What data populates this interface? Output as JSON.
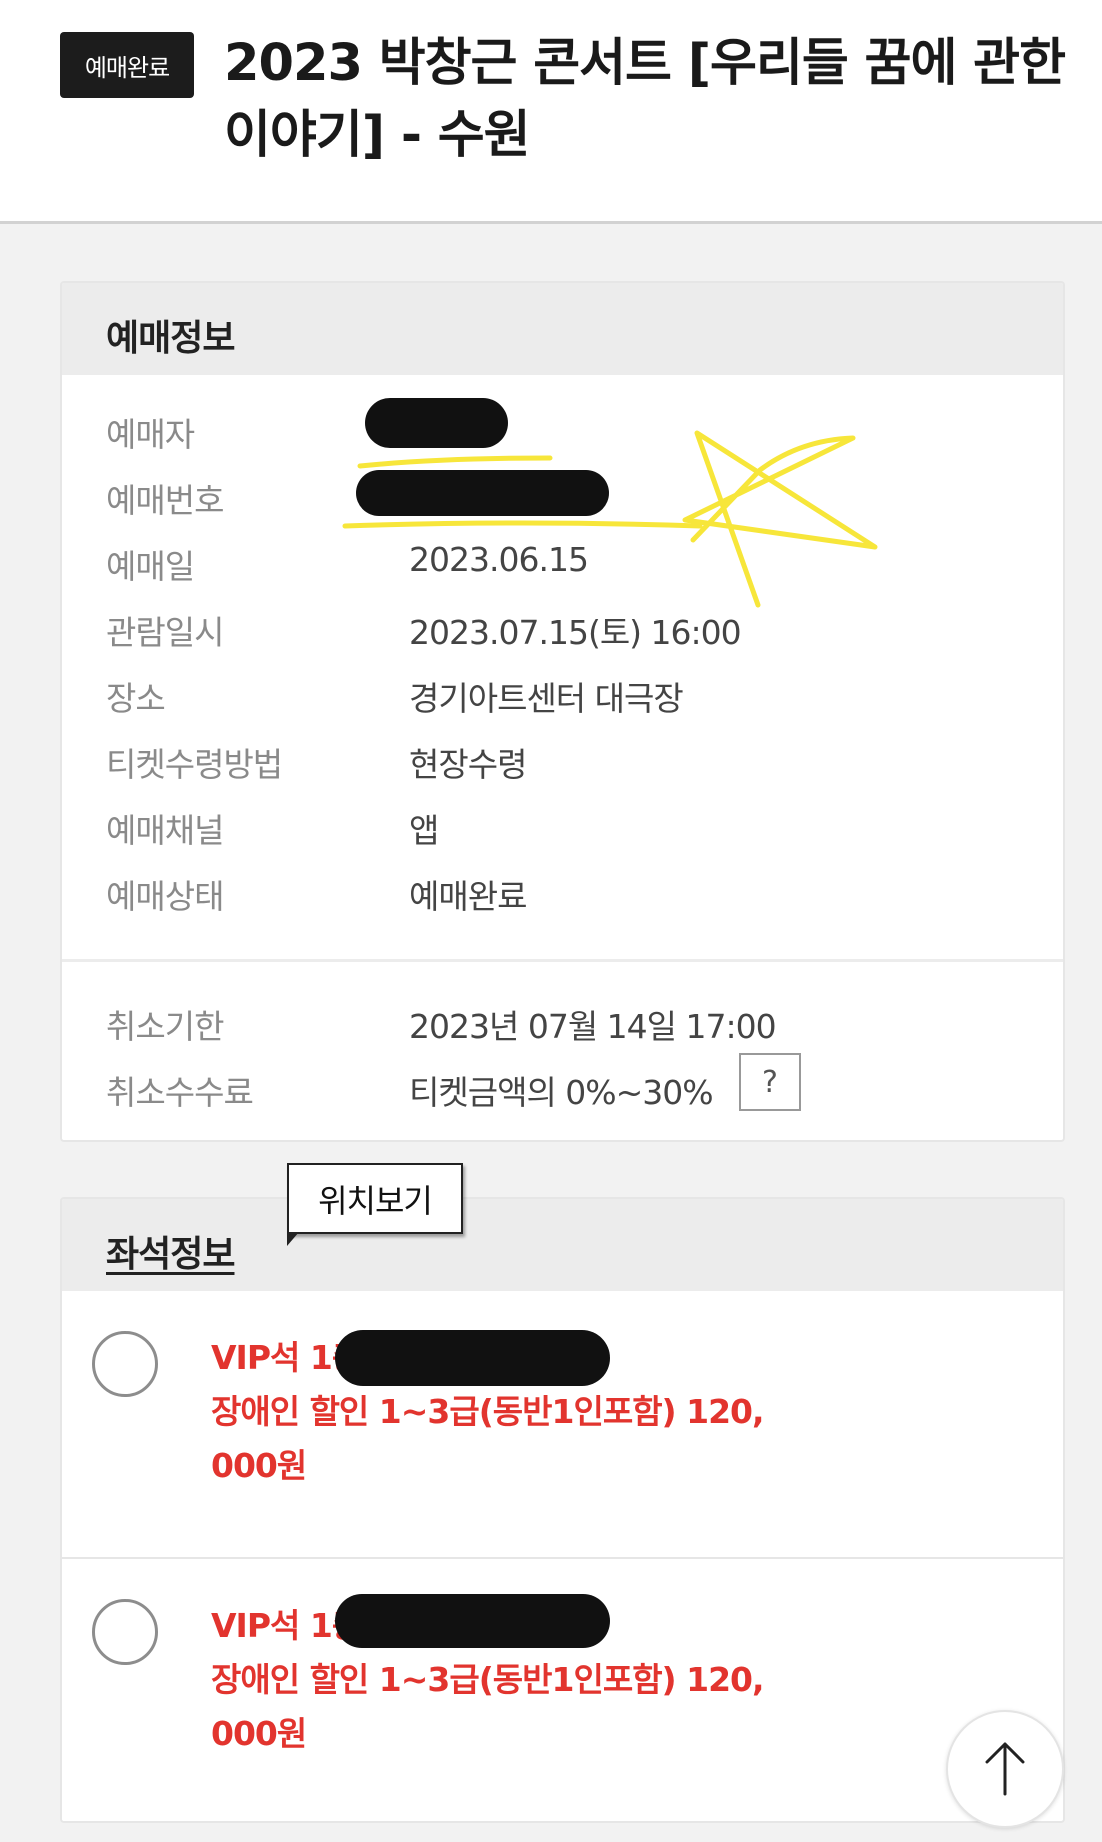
{
  "header": {
    "status_chip": "예매완료",
    "title": "2023 박창근 콘서트 [우리들 꿈에 관한 이야기] - 수원"
  },
  "booking_info": {
    "title": "예매정보",
    "rows": [
      {
        "label": "예매자",
        "value": ""
      },
      {
        "label": "예매번호",
        "value": ""
      },
      {
        "label": "예매일",
        "value": "2023.06.15"
      },
      {
        "label": "관람일시",
        "value": "2023.07.15(토) 16:00"
      },
      {
        "label": "장소",
        "value": "경기아트센터 대극장"
      },
      {
        "label": "티켓수령방법",
        "value": "현장수령"
      },
      {
        "label": "예매채널",
        "value": "앱"
      },
      {
        "label": "예매상태",
        "value": "예매완료"
      }
    ],
    "cancel": [
      {
        "label": "취소기한",
        "value": "2023년 07월 14일 17:00"
      },
      {
        "label": "취소수수료",
        "value": "티켓금액의 0%~30%"
      }
    ],
    "help_button": "?"
  },
  "seat_info": {
    "title": "좌석정보",
    "map_tooltip": "위치보기",
    "seats": [
      {
        "line1": "VIP석 1층",
        "line2": "장애인 할인 1~3급(동반1인포함) 120,",
        "line3": "000원"
      },
      {
        "line1": "VIP석 1층",
        "line2": "장애인 할인 1~3급(동반1인포함) 120,",
        "line3": "000원"
      }
    ]
  },
  "colors": {
    "accent_red": "#e2342e",
    "chip_bg": "#1c1c1c",
    "highlight_yellow": "#f7e63a"
  },
  "icons": {
    "scroll_top": "arrow-up-icon",
    "radio": "radio-circle"
  }
}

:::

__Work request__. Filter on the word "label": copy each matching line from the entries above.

__Answer area__.
        "label": "예매자",
        "label": "예매번호",
        "label": "예매일",
        "label": "관람일시",
        "label": "장소",
        "label": "티켓수령방법",
        "label": "예매채널",
        "label": "예매상태",
        "label": "취소기한",
        "label": "취소수수료",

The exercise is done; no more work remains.